A variety of assumptions worthy of additional comment were propagated for public dissemination through a number of Super Bowl commercials.
In one anti-bullying spot, a social engineer instructs the one to be mentally reconditioned to run or fight like a girl.
Upon compliance, the unenlightened male is subjected to Pavlovian denunciation (akin to what one would receive in a prisoner of war camp) over how he has insulted his sister.
Rather than an instructive analysis of preconceived notions, the lesson to be learned from the public service announcement is that, irrespective of whether you comply with or ignore orders issued by a women, you are going to be reamed a new one anyway.
For if the ambushed lad had not been told to run like a girl, he would have not likely perpetrated the offending action.
If producers of this broadcast spot are so outraged about thought crimes regarding gender, it would be interesting to hear their perspective regarding the commercial featuring perennial pottymouth Sarah Silverman.
In that one, she says after delivering a baby to the parents, “Sorry, it's a boy.”
Would such blatant denigration of the female gender be permitted in a similar commercial?
Lastly, what about the Scientology advertisement?
In 2011, Fox rejected a Super Bowl commercial that broadcast the message, “John 3:16, what's that mean?” on the grounds that the message contained too much religious doctrine.
Of course, that is unlike the moral-free content of the constant litany of erectile dysfunction commercials where the term “partner” but never “spouse” is constantly verbalized.
It is certainly instructive that programming executives at NBC had no problem, however, with a commercial for Scientology, which is a cult that believes that human beings are reincarnated space aliens and whose sexfiend founder tried to live aboard a cruise ship in order to elude capture for his assorted crimes.
It is easy to assume that the commercials are a momentary distraction allowing the viewer time for a quick trip to the bathroom or to grab another handful of chips.

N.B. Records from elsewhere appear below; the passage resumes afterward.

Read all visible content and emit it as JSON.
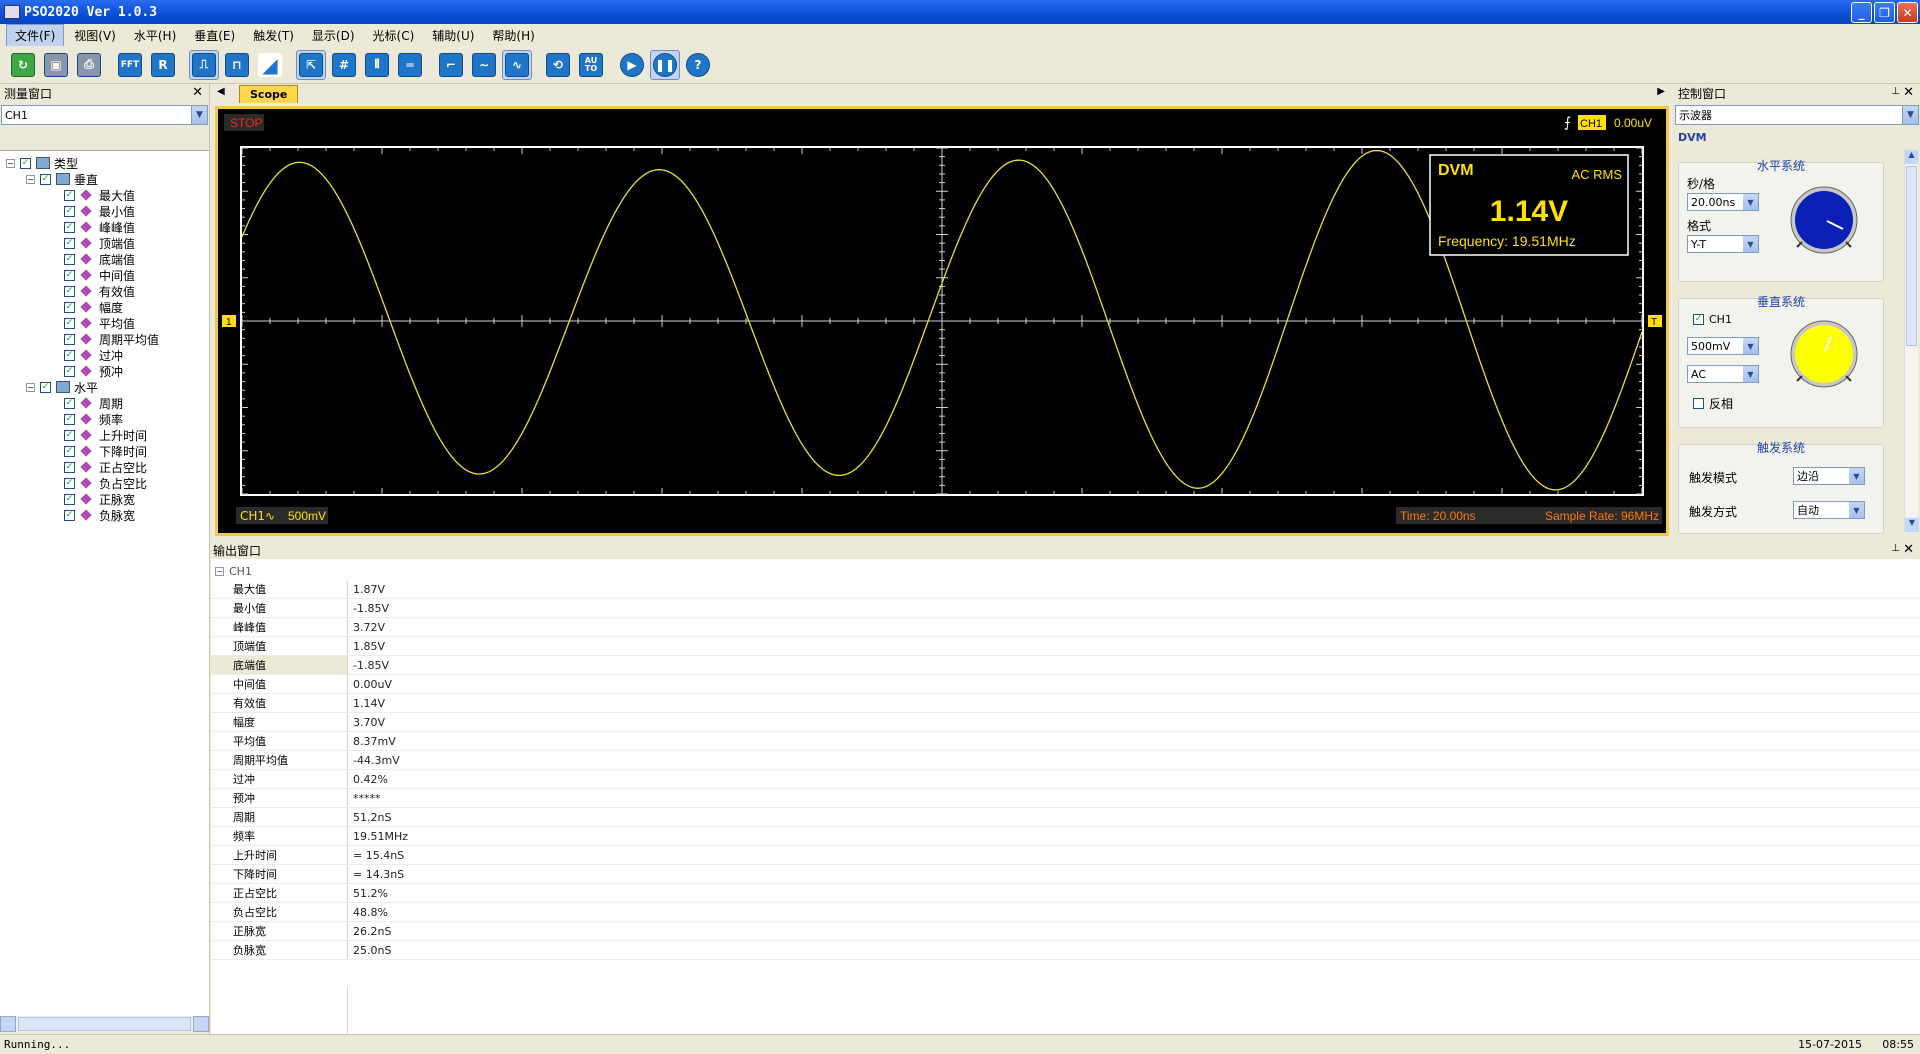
{
  "window": {
    "title": "PSO2020 Ver 1.0.3"
  },
  "menu": [
    "文件(F)",
    "视图(V)",
    "水平(H)",
    "垂直(E)",
    "触发(T)",
    "显示(D)",
    "光标(C)",
    "辅助(U)",
    "帮助(H)"
  ],
  "toolbar": {
    "fft_label": "FFT",
    "r_label": "R",
    "auto_label": "AU TO",
    "help_label": "?"
  },
  "measure_panel": {
    "title": "测量窗口",
    "channel": "CH1",
    "root_label": "类型",
    "vertical_label": "垂直",
    "vertical_items": [
      "最大值",
      "最小值",
      "峰峰值",
      "顶端值",
      "底端值",
      "中间值",
      "有效值",
      "幅度",
      "平均值",
      "周期平均值",
      "过冲",
      "预冲"
    ],
    "horizontal_label": "水平",
    "horizontal_items": [
      "周期",
      "频率",
      "上升时间",
      "下降时间",
      "正占空比",
      "负占空比",
      "正脉宽",
      "负脉宽"
    ]
  },
  "scope": {
    "tab_label": "Scope",
    "status": "STOP",
    "trigger_channel": "CH1",
    "trigger_level": "0.00uV",
    "ch_marker": "1",
    "trig_marker": "T",
    "dvm_title": "DVM",
    "dvm_mode": "AC RMS",
    "dvm_value": "1.14V",
    "dvm_frequency": "Frequency: 19.51MHz",
    "ch_label": "CH1∿",
    "ch_scale": "500mV",
    "time_label": "Time: 20.00ns",
    "sample_rate": "Sample Rate: 96MHz",
    "colors": {
      "trace": "#e8e030",
      "grid": "#cfcfcf",
      "label": "#ff7a00",
      "dvm": "#ffe000"
    }
  },
  "control_panel": {
    "title": "控制窗口",
    "device": "示波器",
    "section": "DVM",
    "horizontal_title": "水平系统",
    "timebase_label": "秒/格",
    "timebase_value": "20.00ns",
    "format_label": "格式",
    "format_value": "Y-T",
    "vertical_title": "垂直系统",
    "ch1_label": "CH1",
    "volts_value": "500mV",
    "coupling_value": "AC",
    "invert_label": "反相",
    "trigger_title": "触发系统",
    "trigger_mode_label": "触发模式",
    "trigger_mode_value": "边沿",
    "trigger_type_label": "触发方式",
    "trigger_type_value": "自动"
  },
  "output_panel": {
    "title": "输出窗口",
    "group": "CH1",
    "rows": [
      {
        "k": "最大值",
        "v": "1.87V"
      },
      {
        "k": "最小值",
        "v": "-1.85V"
      },
      {
        "k": "峰峰值",
        "v": "3.72V"
      },
      {
        "k": "顶端值",
        "v": "1.85V"
      },
      {
        "k": "底端值",
        "v": "-1.85V"
      },
      {
        "k": "中间值",
        "v": "0.00uV"
      },
      {
        "k": "有效值",
        "v": "1.14V"
      },
      {
        "k": "幅度",
        "v": "3.70V"
      },
      {
        "k": "平均值",
        "v": "8.37mV"
      },
      {
        "k": "周期平均值",
        "v": "-44.3mV"
      },
      {
        "k": "过冲",
        "v": "0.42%"
      },
      {
        "k": "预冲",
        "v": "*****"
      },
      {
        "k": "周期",
        "v": "51.2nS"
      },
      {
        "k": "频率",
        "v": "19.51MHz"
      },
      {
        "k": "上升时间",
        "v": "= 15.4nS"
      },
      {
        "k": "下降时间",
        "v": "= 14.3nS"
      },
      {
        "k": "正占空比",
        "v": "51.2%"
      },
      {
        "k": "负占空比",
        "v": "48.8%"
      },
      {
        "k": "正脉宽",
        "v": "26.2nS"
      },
      {
        "k": "负脉宽",
        "v": "25.0nS"
      }
    ]
  },
  "statusbar": {
    "text": "Running...",
    "date": "15-07-2015",
    "time": "08:55"
  }
}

However, in those brief 30 second spots, there is a contest underway for minds and at times even souls that is as pitched as any struggle on the gridiron
By Frederick Meekins